Attachment styles in adulthood have classifications similar to those used to describe attachment patterns in children:
— Anxious-preoccupied (high anxiety, low avoidance)
— Dismissing-avoidant (low anxiety, high avoidance)
— Fearful-avoidant (high anxiety, high avoidance)
People with a secure attachment style approach relationships with openness, confidence, trust, and respect. People with secure attachments are comfortable with emotional and physical intimacy and can respond to their partner’s needs while also being able to express their own needs.
People with high attachment anxiety worry about being abandoned or uncared for.
People with anxious attachment styles may become overly attentive to their partner because they worry that their partner is always pulling away from them, therefore they feel they need to meet all of their partner’s needs while often and repeatedly sacrificing their own. These unmet and neglected needs can lead to feelings of resentment, fear, jealousy, or unhappiness. People with anxious attachment also seek constant reassurance from their partners because of the uncertainty about their connection and they may experience unreasonable jealousy.
People with high attachment avoidance will worry about letting others get too close and may become overly independent and not let themselves rely on others. People with avoidant attachment may avoid or deny themselves emotional intimacy and prefer not to form long-term relationships. Emotional distance may be created by looking for flaws in their partner or in the relationship once they begin to feel close to their partner. People with avoidant attachment may have difficulty expressing their feelings or showing intimacy and may not want to be perceived as ‘needy’ and reject their partner’s vulnerabilities.
People with a fearful-avoidant attachment often crave a close relationship but feel unworthy of love or afraid of losing the connection once they have it. These fears and insecurities can make make them avoid or suppress any desire for intimacy.
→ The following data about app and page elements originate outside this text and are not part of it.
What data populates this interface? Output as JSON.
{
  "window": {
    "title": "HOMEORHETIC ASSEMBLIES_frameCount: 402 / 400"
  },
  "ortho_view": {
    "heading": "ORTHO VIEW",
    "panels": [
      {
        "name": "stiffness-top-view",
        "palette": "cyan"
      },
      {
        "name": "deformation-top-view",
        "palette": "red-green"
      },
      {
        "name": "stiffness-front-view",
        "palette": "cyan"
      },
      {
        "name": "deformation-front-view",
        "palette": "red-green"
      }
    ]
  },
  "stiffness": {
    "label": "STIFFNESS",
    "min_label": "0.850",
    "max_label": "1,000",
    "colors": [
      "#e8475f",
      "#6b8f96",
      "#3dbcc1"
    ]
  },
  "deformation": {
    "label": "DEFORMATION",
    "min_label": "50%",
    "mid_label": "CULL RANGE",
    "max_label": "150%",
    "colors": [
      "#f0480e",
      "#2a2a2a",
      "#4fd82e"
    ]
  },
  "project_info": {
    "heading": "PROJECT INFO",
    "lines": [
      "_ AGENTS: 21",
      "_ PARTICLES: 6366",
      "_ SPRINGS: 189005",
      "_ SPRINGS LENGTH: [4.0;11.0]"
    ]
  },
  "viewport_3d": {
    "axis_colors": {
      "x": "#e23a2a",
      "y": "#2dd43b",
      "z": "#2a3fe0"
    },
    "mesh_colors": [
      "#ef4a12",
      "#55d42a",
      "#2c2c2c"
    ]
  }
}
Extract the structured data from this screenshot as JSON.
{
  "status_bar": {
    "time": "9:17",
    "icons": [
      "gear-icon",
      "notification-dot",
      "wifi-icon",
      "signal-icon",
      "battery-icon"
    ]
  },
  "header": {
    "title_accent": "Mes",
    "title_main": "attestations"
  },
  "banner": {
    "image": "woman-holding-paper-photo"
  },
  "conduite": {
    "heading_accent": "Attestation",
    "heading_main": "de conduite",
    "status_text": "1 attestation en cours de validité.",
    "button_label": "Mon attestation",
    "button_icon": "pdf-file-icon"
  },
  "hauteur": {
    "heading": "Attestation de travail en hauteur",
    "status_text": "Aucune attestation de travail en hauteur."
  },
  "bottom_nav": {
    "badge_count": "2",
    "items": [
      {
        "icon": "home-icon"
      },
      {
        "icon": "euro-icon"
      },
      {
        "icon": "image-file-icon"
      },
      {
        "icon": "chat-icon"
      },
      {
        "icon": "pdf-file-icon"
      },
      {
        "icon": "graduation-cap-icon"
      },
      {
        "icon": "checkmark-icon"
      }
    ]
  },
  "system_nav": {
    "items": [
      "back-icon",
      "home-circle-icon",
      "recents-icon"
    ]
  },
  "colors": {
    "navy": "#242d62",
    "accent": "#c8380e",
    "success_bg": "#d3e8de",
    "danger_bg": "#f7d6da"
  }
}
People with fearful-avoidant attachment are able to feel intense feelings of love for a partner but as things get more serious, they’ll panic and search for reasons to end the relationship.
A person may not show the same kind of attachment pattern in every close relationship or they may not fall clearly within these classification. For some people, their attachment style may be a combination of the different behaviors.
Can you change your attachment style? Yes, it’s possible, but it will take time, patience, and effort. It may be possible in time that having a connection to someone with a secure attachment style may help someone to feel more security and trust in the relationship. Part of having a secure attachment is becoming self-aware and accountable for your role in the relationship and how your behaviors affect others. That being said, sometimes we recreate our early relationships and chose partners who reinforce and recreate insecure attachments. Therapy can also help to identify and work through some of the barriers to a more secure connection with others.